Read Genesis 31:1–36:43
1Then Jacob looked up and saw Esau coming with his 400 men. So he divided the children among Leah, Rachel, and his two servant wives. 2He put the servant wives and their children at the front, Leah and her children next, and Rachel and Joseph last.
3Then Jacob went on ahead. As he approached his brother, he bowed to the ground seven times before him. 4Then Esau ran to meet him and embraced him, threw his arms around his neck, and kissed him. And they both wept
5Then Esau looked at the women and children and asked, “Who are these people with you?” “These are the children God has graciously given to me, your servant,” Jacob replied.Genesis 33:1-5
This is the last part of Jacob’s story, and much has changed. Having fled to Laban, Jacob now flees from him. Having exploited Esau, Jacob now seeks to be reconciled.
Having left home single and poor, he now returns with a family and wealth. The only constant from the past is his uncertainty: Jacob wonders what Esau will do—whether he still harbors anger and will seek revenge. But Jacob has learned to trust in God.
This story has much to say about everyday life and relationships. Look for lessons on dealing with jealousy; working hard; releasing children; letting go of bitterness; reconciling; and forgiving.
When the two brothers meet again, the bitterness over losing his birthright and blessing (Genesis 25:29-34, 27:1-40:1-40) seems to have been forgotten by Esau. He greets his brother, Jacob, with a great hug (33:1-11). Imagine how difficult this must have been for a man who once had actually plotted to kill his brother (27:41).
Instead of being consumed by thoughts of vengeance, however, Esau is content with what he has and is eager to reconcile. Time away from Jacob has allowed Esau’s bitter wounds to heal. Jacob even exclaims how great it is to see his brother, obviously pleased with him (33:10).
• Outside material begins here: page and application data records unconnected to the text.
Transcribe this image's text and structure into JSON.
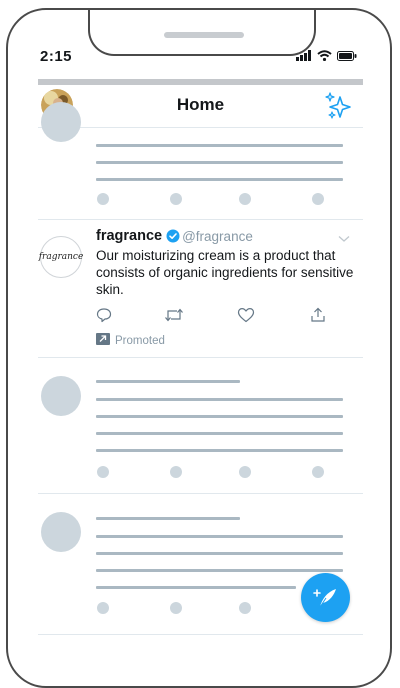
{
  "status_bar": {
    "time": "2:15"
  },
  "header": {
    "title": "Home"
  },
  "tweet": {
    "name": "fragrance",
    "handle": "@fragrance",
    "logo_text": "fragrance",
    "text": "Our moisturizing cream is a product that consists of organic ingredients for sensitive skin.",
    "promoted_label": "Promoted"
  },
  "colors": {
    "accent": "#1da1f2",
    "skeleton_line": "#aab8c2",
    "skeleton_shape": "#ccd6dd",
    "divider": "#e1e8ed",
    "muted_text": "#8899a6"
  },
  "icons": [
    "wifi-icon",
    "battery-icon",
    "signal-icon",
    "sparkle-icon",
    "verified-icon",
    "reply-icon",
    "retweet-icon",
    "like-icon",
    "share-icon",
    "promoted-icon",
    "compose-icon",
    "chevron-down-icon"
  ]
}
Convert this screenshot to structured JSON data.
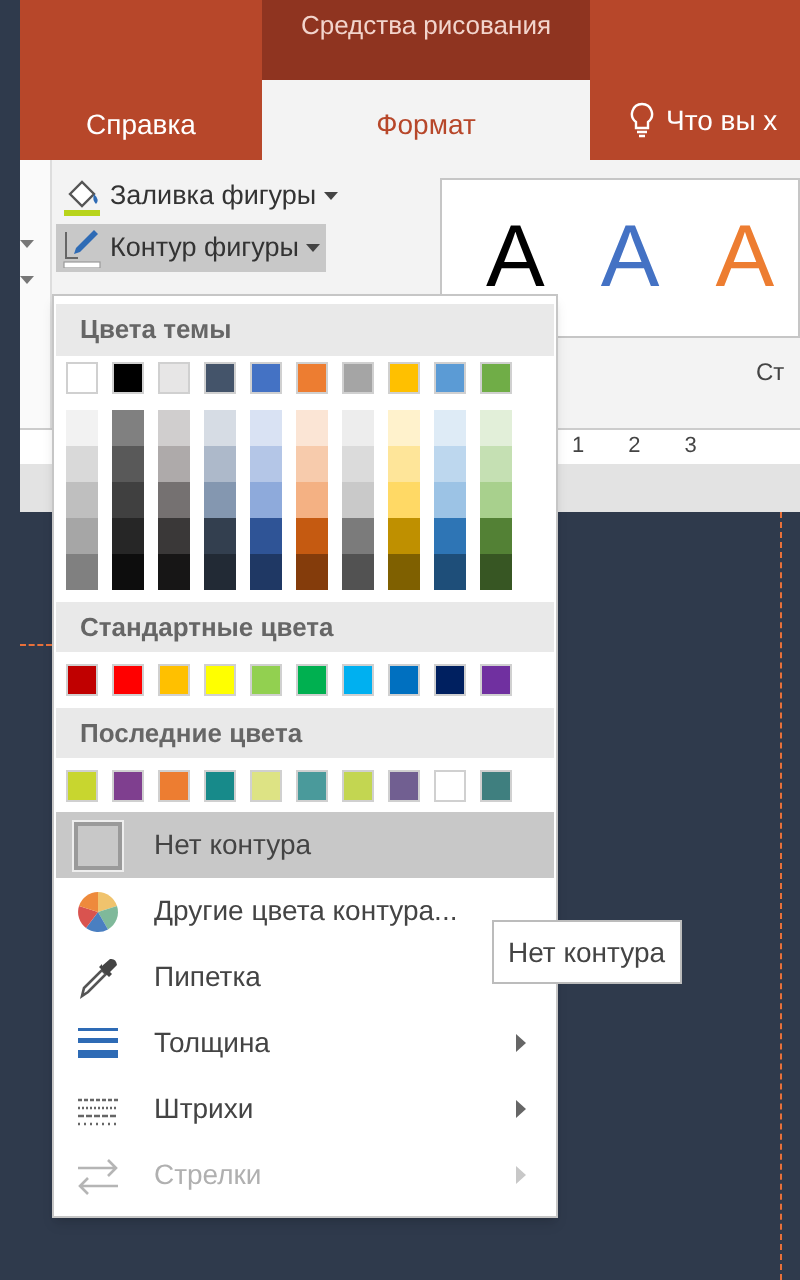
{
  "ribbon": {
    "context_title": "Средства рисования",
    "tabs": [
      {
        "label": "Справка",
        "selected": false,
        "kind": "tab"
      },
      {
        "label": "Формат",
        "selected": true,
        "kind": "tab"
      },
      {
        "label": "Что вы х",
        "selected": false,
        "kind": "search"
      }
    ],
    "buttons": [
      {
        "label": "Заливка фигуры",
        "expanded": false,
        "kind": "fill"
      },
      {
        "label": "Контур фигуры",
        "expanded": true,
        "kind": "outline"
      }
    ],
    "gallery": [
      {
        "label": "A",
        "color": "#000000"
      },
      {
        "label": "A",
        "color": "#4472c4"
      },
      {
        "label": "A",
        "color": "#ed7d31"
      }
    ],
    "group_label": "Ст",
    "ruler": [
      "1",
      "2",
      "3"
    ]
  },
  "menu": {
    "theme_header": "Цвета темы",
    "theme_top": [
      {
        "color": "#ffffff"
      },
      {
        "color": "#000000"
      },
      {
        "color": "#e7e6e6"
      },
      {
        "color": "#44546a"
      },
      {
        "color": "#4472c4"
      },
      {
        "color": "#ed7d31"
      },
      {
        "color": "#a5a5a5"
      },
      {
        "color": "#ffc000"
      },
      {
        "color": "#5b9bd5"
      },
      {
        "color": "#70ad47"
      }
    ],
    "theme_shades": [
      [
        {
          "color": "#f2f2f2"
        },
        {
          "color": "#d9d9d9"
        },
        {
          "color": "#bfbfbf"
        },
        {
          "color": "#a6a6a6"
        },
        {
          "color": "#808080"
        }
      ],
      [
        {
          "color": "#808080"
        },
        {
          "color": "#595959"
        },
        {
          "color": "#404040"
        },
        {
          "color": "#262626"
        },
        {
          "color": "#0d0d0d"
        }
      ],
      [
        {
          "color": "#d0cece"
        },
        {
          "color": "#aeaaaa"
        },
        {
          "color": "#757171"
        },
        {
          "color": "#3a3838"
        },
        {
          "color": "#171616"
        }
      ],
      [
        {
          "color": "#d6dce4"
        },
        {
          "color": "#adb9ca"
        },
        {
          "color": "#8497b0"
        },
        {
          "color": "#333f4f"
        },
        {
          "color": "#222a35"
        }
      ],
      [
        {
          "color": "#d9e2f3"
        },
        {
          "color": "#b4c6e7"
        },
        {
          "color": "#8eaadb"
        },
        {
          "color": "#2f5496"
        },
        {
          "color": "#1f3864"
        }
      ],
      [
        {
          "color": "#fbe5d5"
        },
        {
          "color": "#f7cbac"
        },
        {
          "color": "#f4b183"
        },
        {
          "color": "#c55a11"
        },
        {
          "color": "#843c0b"
        }
      ],
      [
        {
          "color": "#ededed"
        },
        {
          "color": "#dbdbdb"
        },
        {
          "color": "#c9c9c9"
        },
        {
          "color": "#7b7b7b"
        },
        {
          "color": "#525252"
        }
      ],
      [
        {
          "color": "#fff2cc"
        },
        {
          "color": "#fee599"
        },
        {
          "color": "#ffd965"
        },
        {
          "color": "#bf9000"
        },
        {
          "color": "#7f6000"
        }
      ],
      [
        {
          "color": "#deebf6"
        },
        {
          "color": "#bdd7ee"
        },
        {
          "color": "#9cc3e5"
        },
        {
          "color": "#2e75b5"
        },
        {
          "color": "#1e4e79"
        }
      ],
      [
        {
          "color": "#e2efd9"
        },
        {
          "color": "#c5e0b3"
        },
        {
          "color": "#a8d08d"
        },
        {
          "color": "#538135"
        },
        {
          "color": "#375623"
        }
      ]
    ],
    "standard_header": "Стандартные цвета",
    "standard": [
      {
        "color": "#c00000"
      },
      {
        "color": "#ff0000"
      },
      {
        "color": "#ffc000"
      },
      {
        "color": "#ffff00"
      },
      {
        "color": "#92d050"
      },
      {
        "color": "#00b050"
      },
      {
        "color": "#00b0f0"
      },
      {
        "color": "#0070c0"
      },
      {
        "color": "#002060"
      },
      {
        "color": "#7030a0"
      }
    ],
    "recent_header": "Последние цвета",
    "recent": [
      {
        "color": "#c8d62f"
      },
      {
        "color": "#7f3f8f"
      },
      {
        "color": "#ed7d31"
      },
      {
        "color": "#178a8a"
      },
      {
        "color": "#dde384"
      },
      {
        "color": "#4a9a9b"
      },
      {
        "color": "#c3d651"
      },
      {
        "color": "#715f91"
      },
      {
        "color": "#ffffff"
      },
      {
        "color": "#3f7f7f"
      }
    ],
    "items": [
      {
        "label": "Нет контура",
        "kind": "none",
        "selected": true,
        "disabled": false,
        "submenu": false
      },
      {
        "label": "Другие цвета контура...",
        "kind": "more",
        "selected": false,
        "disabled": false,
        "submenu": false
      },
      {
        "label": "Пипетка",
        "kind": "eyedropper",
        "selected": false,
        "disabled": false,
        "submenu": false
      },
      {
        "label": "Толщина",
        "kind": "weight",
        "selected": false,
        "disabled": false,
        "submenu": true
      },
      {
        "label": "Штрихи",
        "kind": "dashes",
        "selected": false,
        "disabled": false,
        "submenu": true
      },
      {
        "label": "Стрелки",
        "kind": "arrows",
        "selected": false,
        "disabled": true,
        "submenu": true
      }
    ]
  },
  "tooltip": "Нет контура"
}
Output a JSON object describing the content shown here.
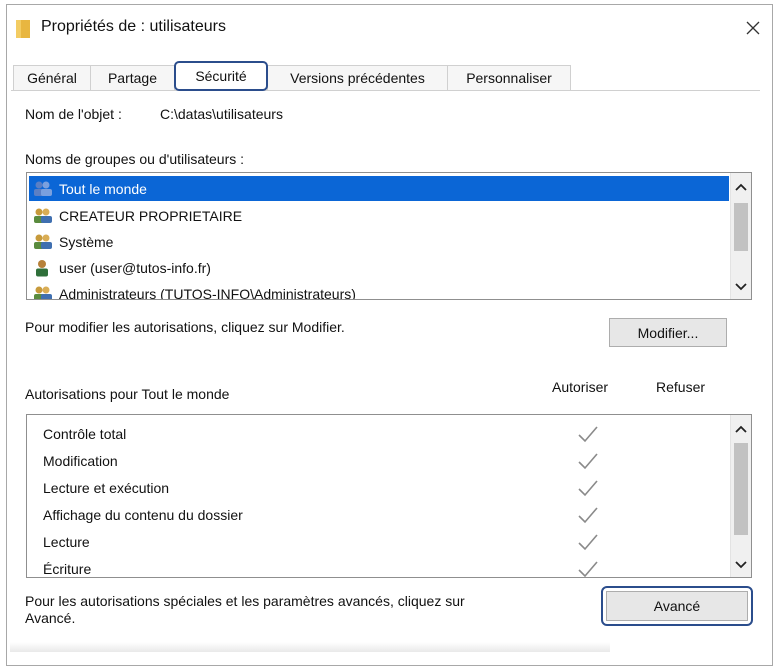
{
  "window": {
    "title": "Propriétés de : utilisateurs"
  },
  "tabs": [
    {
      "label": "Général"
    },
    {
      "label": "Partage"
    },
    {
      "label": "Sécurité"
    },
    {
      "label": "Versions précédentes"
    },
    {
      "label": "Personnaliser"
    }
  ],
  "object": {
    "label": "Nom de l'objet :",
    "value": "C:\\datas\\utilisateurs"
  },
  "groups": {
    "label": "Noms de groupes ou d'utilisateurs :",
    "items": [
      {
        "name": "Tout le monde",
        "selected": true,
        "icon": "group-icon"
      },
      {
        "name": "CREATEUR PROPRIETAIRE",
        "selected": false,
        "icon": "group-icon"
      },
      {
        "name": "Système",
        "selected": false,
        "icon": "group-icon"
      },
      {
        "name": "user (user@tutos-info.fr)",
        "selected": false,
        "icon": "user-icon"
      },
      {
        "name": "Administrateurs (TUTOS-INFO\\Administrateurs)",
        "selected": false,
        "icon": "group-icon"
      }
    ]
  },
  "modify": {
    "hint": "Pour modifier les autorisations, cliquez sur Modifier.",
    "button_label": "Modifier..."
  },
  "permissions": {
    "title": "Autorisations pour Tout le monde",
    "allow_header": "Autoriser",
    "deny_header": "Refuser",
    "items": [
      {
        "name": "Contrôle total",
        "allow": true,
        "deny": false
      },
      {
        "name": "Modification",
        "allow": true,
        "deny": false
      },
      {
        "name": "Lecture et exécution",
        "allow": true,
        "deny": false
      },
      {
        "name": "Affichage du contenu du dossier",
        "allow": true,
        "deny": false
      },
      {
        "name": "Lecture",
        "allow": true,
        "deny": false
      },
      {
        "name": "Écriture",
        "allow": true,
        "deny": false
      }
    ]
  },
  "advanced": {
    "hint_line1": "Pour les autorisations spéciales et les paramètres avancés, cliquez sur",
    "hint_line2": "Avancé.",
    "button_label": "Avancé"
  },
  "colors": {
    "selection": "#0b66d6",
    "focus_border": "#2b4d8c",
    "folder": "#e8b640"
  }
}
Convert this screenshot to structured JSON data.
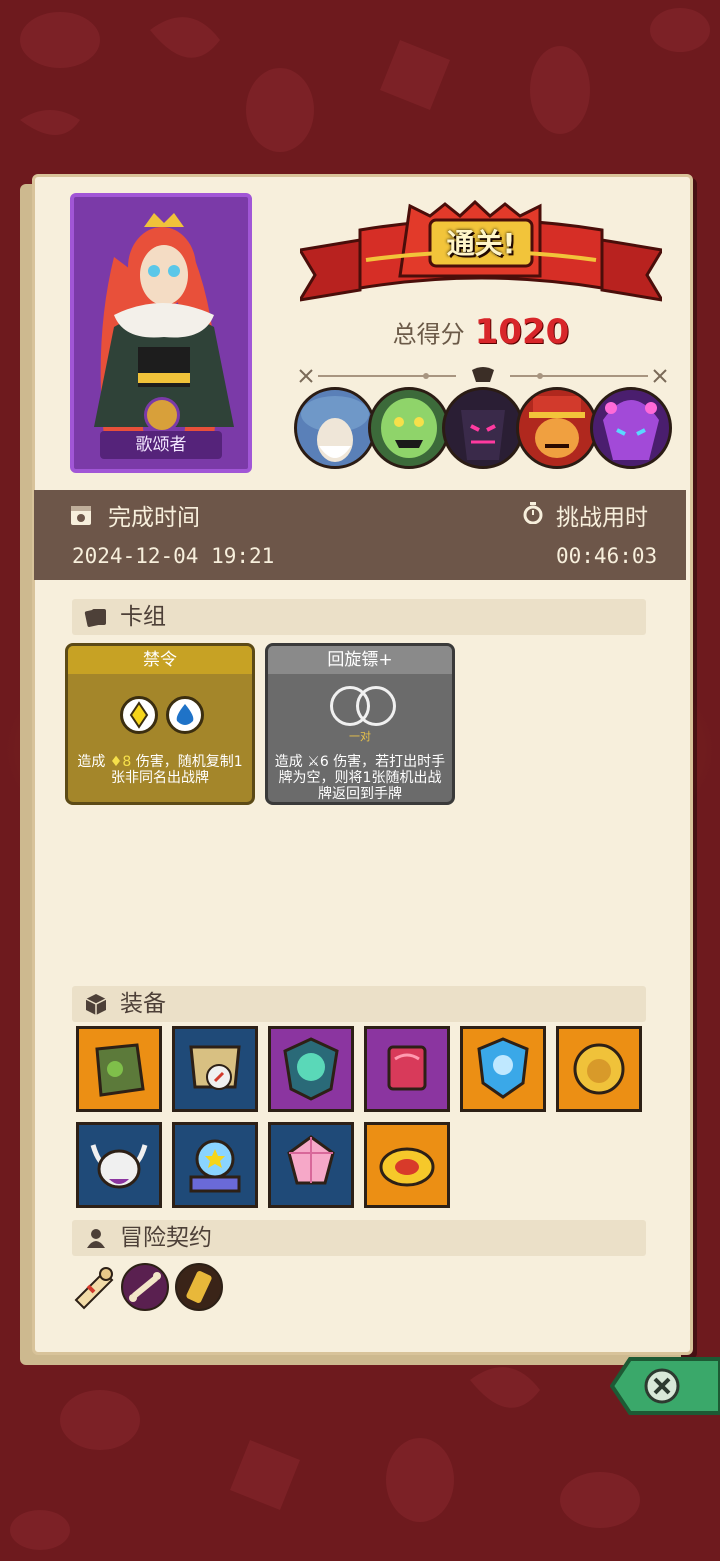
{
  "hero": {
    "name": "歌颂者"
  },
  "result": {
    "banner": "通关!",
    "score_label": "总得分",
    "score_value": "1020"
  },
  "bosses": [
    {
      "name": "mushroom-elder",
      "color": "#6f98c8"
    },
    {
      "name": "goblin-green",
      "color": "#8fd46a"
    },
    {
      "name": "shadow-knight",
      "color": "#5b3a78"
    },
    {
      "name": "red-hat-warlord",
      "color": "#d23a2c"
    },
    {
      "name": "void-demon",
      "color": "#a24ad8"
    }
  ],
  "time": {
    "completion_label": "完成时间",
    "completion_value": "2024-12-04 19:21",
    "challenge_label": "挑战用时",
    "challenge_value": "00:46:03"
  },
  "deck": {
    "title": "卡组",
    "cards": [
      {
        "name": "禁令",
        "desc_prefix": "造成",
        "desc_value": "8",
        "desc_suffix": "伤害，随机复制1张非同名出战牌"
      },
      {
        "name": "回旋镖+",
        "pair_label": "一对",
        "desc_prefix": "造成",
        "desc_value": "6",
        "desc_suffix": "伤害，若打出时手牌为空，则将1张随机出战牌返回到手牌"
      }
    ]
  },
  "equipment": {
    "title": "装备",
    "items": [
      {
        "icon": "mossy-stone-icon",
        "bg": "orange"
      },
      {
        "icon": "armor-compass-icon",
        "bg": "blue"
      },
      {
        "icon": "demon-mask-shield-icon",
        "bg": "purple"
      },
      {
        "icon": "flesh-cube-icon",
        "bg": "purple"
      },
      {
        "icon": "ice-skull-shield-icon",
        "bg": "orange"
      },
      {
        "icon": "lion-ring-icon",
        "bg": "orange"
      },
      {
        "icon": "horned-skull-icon",
        "bg": "blue"
      },
      {
        "icon": "star-crystal-ball-icon",
        "bg": "blue"
      },
      {
        "icon": "pink-gem-icon",
        "bg": "blue"
      },
      {
        "icon": "golden-crown-ring-icon",
        "bg": "orange"
      }
    ]
  },
  "contract": {
    "title": "冒险契约",
    "items": [
      "scroll-icon",
      "bone-icon",
      "golden-bone-icon"
    ]
  }
}
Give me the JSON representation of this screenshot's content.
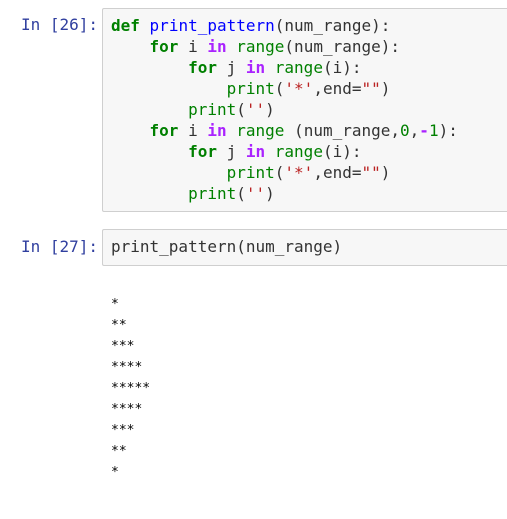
{
  "cells": [
    {
      "prompt": "In [26]:",
      "lines": [
        [
          "def",
          " ",
          "print_pattern",
          "(num_range):"
        ],
        [
          "    ",
          "for",
          " i ",
          "in",
          " ",
          "range",
          "(num_range):"
        ],
        [
          "        ",
          "for",
          " j ",
          "in",
          " ",
          "range",
          "(i):"
        ],
        [
          "            ",
          "print",
          "(",
          "'*'",
          ",end=",
          "\"\"",
          ")"
        ],
        [
          "        ",
          "print",
          "(",
          "''",
          ")"
        ],
        [
          "    ",
          "for",
          " i ",
          "in",
          " ",
          "range",
          " (num_range,",
          "0",
          ",",
          "-",
          "1",
          "):"
        ],
        [
          "        ",
          "for",
          " j ",
          "in",
          " ",
          "range",
          "(i):"
        ],
        [
          "            ",
          "print",
          "(",
          "'*'",
          ",end=",
          "\"\"",
          ")"
        ],
        [
          "        ",
          "print",
          "(",
          "''",
          ")"
        ]
      ]
    },
    {
      "prompt": "In [27]:",
      "code": "print_pattern(num_range)"
    }
  ],
  "output_lines": [
    "*",
    "**",
    "***",
    "****",
    "*****",
    "****",
    "***",
    "**",
    "*"
  ]
}
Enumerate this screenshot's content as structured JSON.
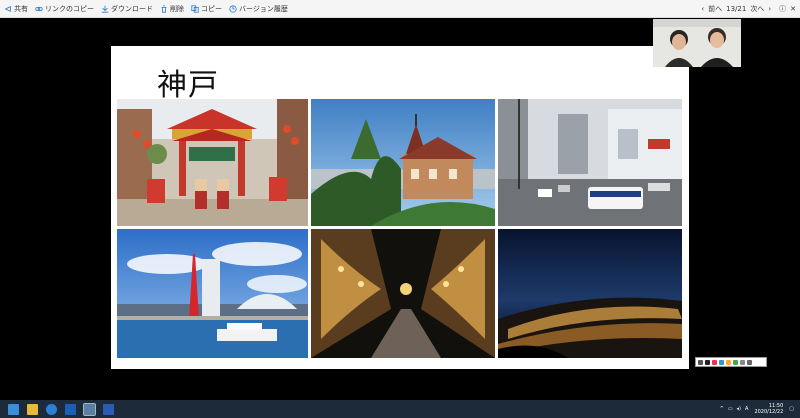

N/B. Sometimes you got to take time away from the source of your pain and hurt in order to begin your self healing.
N/B. You can’t afford to be tangled with what or who is causing you pain and expect to be healed. Wisdom requires that you walk away and get a fresh perspective and examine the core of issues before re-engaging.
Life can bring struggle and pain; we may even feel cheated, as Esau did. But we don’t have to hold on to the past and remain bitter.
We can remove our bitterness by honestly expressing our feelings to God, forgiving those who have wronged us, and being content with what we have.
N/B. Forgiveness is primarily for you and by it you start your healing Journey . Recognize I said ” Healing Journey “. It will or may take time. Be OK staying engaged.
What grudges have you been nursing?
Whom are you refusing to forgive?
What revengeful scenarios have you been imagining?
Confess your thoughts and feelings to God and allow him to heal your memories. Be better, not bitter.